Page and application data records:
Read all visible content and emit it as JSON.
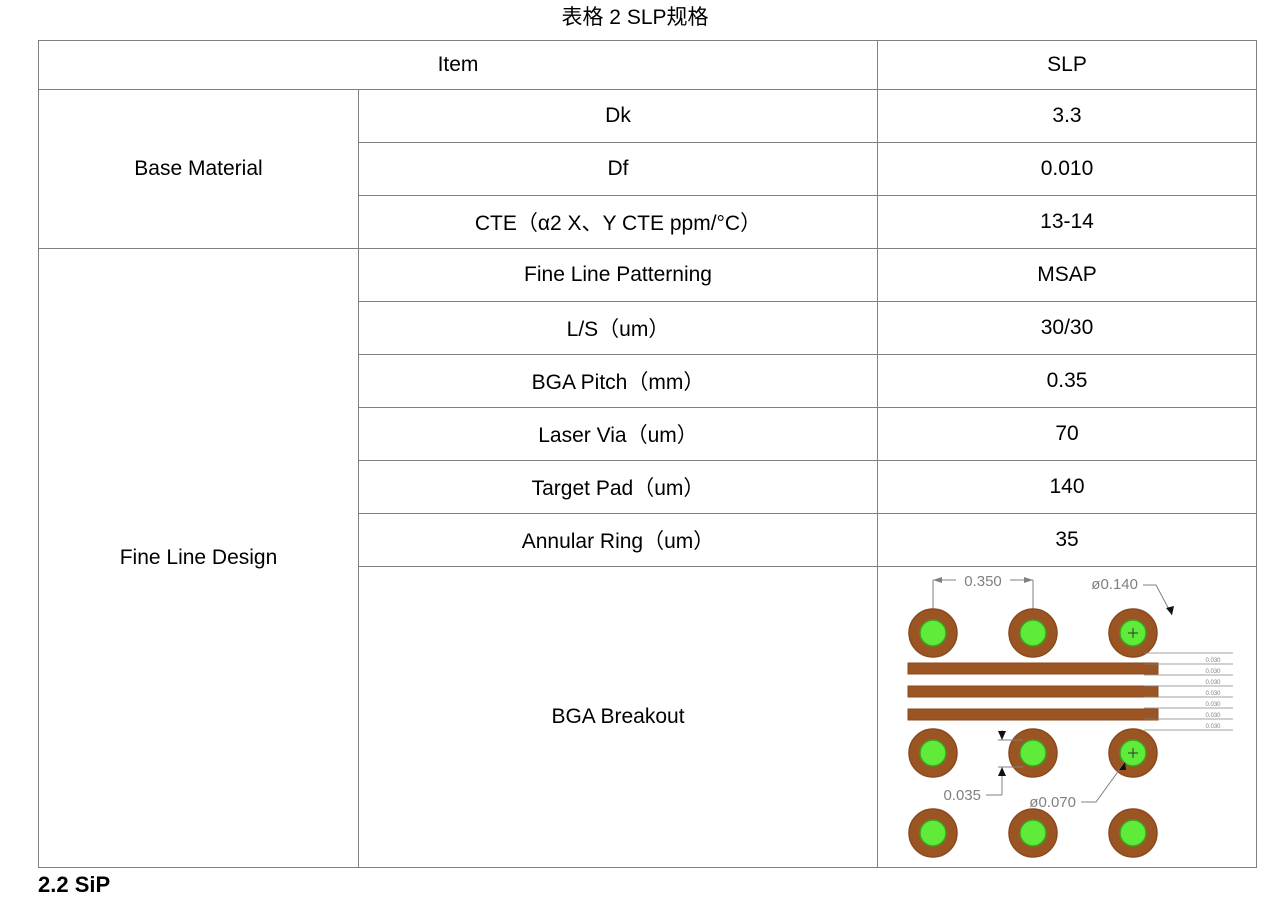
{
  "title": "表格 2 SLP规格",
  "table": {
    "header": {
      "item_label": "Item",
      "value_label": "SLP"
    },
    "groups": [
      {
        "name": "Base Material",
        "rows": [
          {
            "item": "Dk",
            "value": "3.3"
          },
          {
            "item": "Df",
            "value": "0.010"
          },
          {
            "item": "CTE（α2 X、Y CTE ppm/°C）",
            "value": "13-14"
          }
        ]
      },
      {
        "name": "Fine Line Design",
        "rows": [
          {
            "item": "Fine Line Patterning",
            "value": "MSAP"
          },
          {
            "item": "L/S（um）",
            "value": "30/30"
          },
          {
            "item": "BGA Pitch（mm）",
            "value": "0.35"
          },
          {
            "item": "Laser Via（um）",
            "value": "70"
          },
          {
            "item": "Target Pad（um）",
            "value": "140"
          },
          {
            "item": "Annular Ring（um）",
            "value": "35"
          },
          {
            "item": "BGA Breakout",
            "value": "diagram"
          }
        ]
      }
    ]
  },
  "diagram": {
    "name": "bga-breakout-drawing",
    "colors": {
      "pad_outer": "#9A5523",
      "pad_outer_stroke": "#8A4A1E",
      "via_inner": "#5FEB39",
      "via_inner_stroke": "#3FA020",
      "trace": "#9A5523",
      "dim_line": "#808080",
      "dim_text": "#808080"
    },
    "labels": {
      "pitch": "0.350",
      "target_pad_dia": "ø0.140",
      "annular_ring": "0.035",
      "laser_via_dia": "ø0.070",
      "trace_dims": [
        "0.030",
        "0.030",
        "0.030",
        "0.030",
        "0.030",
        "0.030",
        "0.030"
      ]
    },
    "pad_rows": 3,
    "pad_cols": 3,
    "trace_count": 3
  },
  "footer": {
    "heading": "2.2 SiP"
  }
}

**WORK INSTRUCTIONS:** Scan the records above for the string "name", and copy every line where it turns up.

**WRITTEN REPLY:**
        "name": "Base Material",
        "name": "Fine Line Design",
    "name": "bga-breakout-drawing",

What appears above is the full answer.